Ross told Bloomberg that Navigator had "no business ties to those Russian individuals who are under sanction."
- Read CBC's complete coverage of the Paradise Papers leak
- Ross benefited from ties to Putin's inner circle, tax leak shows
Sibur said that in the first half of this year, Sibur spent $15.9 million on services provided by Navigator, or 2.8 per cent of its overall expenditure on logistics. It said Navigator was never a sole contractor for shipping Sibur's petrochemical products.
"All negotiations and meetings were held solely by Sibur management and solely with management of those companies [which were shipping Sibur's liquefied petroleum gas] and without shareholders' involvement," Sibur said in an emailed statement.

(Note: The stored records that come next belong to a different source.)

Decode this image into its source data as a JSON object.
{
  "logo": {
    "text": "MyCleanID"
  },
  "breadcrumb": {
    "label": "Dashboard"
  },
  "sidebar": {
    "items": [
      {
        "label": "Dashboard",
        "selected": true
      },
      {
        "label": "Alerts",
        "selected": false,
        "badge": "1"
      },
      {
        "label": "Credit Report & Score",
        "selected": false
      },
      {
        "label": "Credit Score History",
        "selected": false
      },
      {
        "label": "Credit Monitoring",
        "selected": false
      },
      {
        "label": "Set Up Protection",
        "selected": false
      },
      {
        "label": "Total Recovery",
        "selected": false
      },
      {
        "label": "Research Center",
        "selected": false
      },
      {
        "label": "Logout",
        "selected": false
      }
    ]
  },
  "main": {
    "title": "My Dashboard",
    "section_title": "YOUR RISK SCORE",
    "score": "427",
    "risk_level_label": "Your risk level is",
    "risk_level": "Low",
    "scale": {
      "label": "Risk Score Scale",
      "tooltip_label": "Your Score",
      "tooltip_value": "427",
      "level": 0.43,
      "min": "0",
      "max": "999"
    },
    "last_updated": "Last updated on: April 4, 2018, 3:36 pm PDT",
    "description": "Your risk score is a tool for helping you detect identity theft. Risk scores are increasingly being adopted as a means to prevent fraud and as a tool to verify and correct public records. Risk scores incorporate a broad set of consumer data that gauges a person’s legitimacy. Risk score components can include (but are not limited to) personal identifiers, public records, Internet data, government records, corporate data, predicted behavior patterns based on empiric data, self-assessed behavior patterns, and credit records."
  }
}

"In connection with the introduction in 2014 of sanctions with regard to one of the company's shareholders, our counter-parties conducted all necessary checks into whether there were any restrictions on working with Sibur. No such restrictions were found," the statement said.
"Sibur expresses its surprise at the politically charged interpretation in certain media publications of regular commercial activities, over many years, which from the outset were reflected in the company's published accounts."
Shamalov did not reply to an email from Reuters seeking comment. Spokesman for Volga Group, an investment vehicle for Timchenko's assets, declined to comment.
While Ross downplayed the link on Monday, the details came to light as a shadow has emerged over Donald Trump's presidency due to allegations of untruthfulness, at minimum, among members of his campaign team and some administration members regarding their contacts with foreign governments, especially Russia.
Democrats raised Ross concerns
Former Trump election campaign chairman Paul Manafort has been indicted on charges that include violations under the little-enforced Foreign Agents Registration Act, while attorney-general Jeff Sessions was accused of evasiveness during his confirmation hearings regarding his contacts with the Russian ambassador to the U.S.
Sessions subsequently recused himself from any investigations concerning possible Russian meddling in the 2016 U.S. election and any collusion between Trump officials and foreign entities. That recusal helped pave the way for the appointment of former FBI Director Robert Mueller as special counsel, who can recommend charges for any criminal wrongdoing he uncovers.
In concealing an ongoing financial relationship w/ Russian oligarchs, Sec. Ross misled me, Senate Commerce Committee & the American people.— @SenBlumenthal
The Paradise Papers release also raise questions related to Ross's confirmation process. As commerce secretary, he has a direct authority over trade and manufacturing policy and is an influential voice in the government on virtually any aspect of the U.S. economic relationship with other countries, including Russia.
Ross was asked repeatedly at the time about his business ties to Russia, mostly related to his former role as vice-chairman of the Bank of Cyprus, which has a long history of financing Russian oligarchs.
He was also asked about his shipping holdings and whether they could pose a conflict of interest with his duties at Commerce. But he faced no questions about Navigator and its relationship with Sibur.
Ross did not respond directly to a letter signed by five Democratic senators prior to the hearings inquiring into "the full extent of your connections with Russia."
But he told BBC there is "no basis in fact" to the suggestion he didn't disclose the holdings, claiming they were part of three different written submissions during the confirmation process.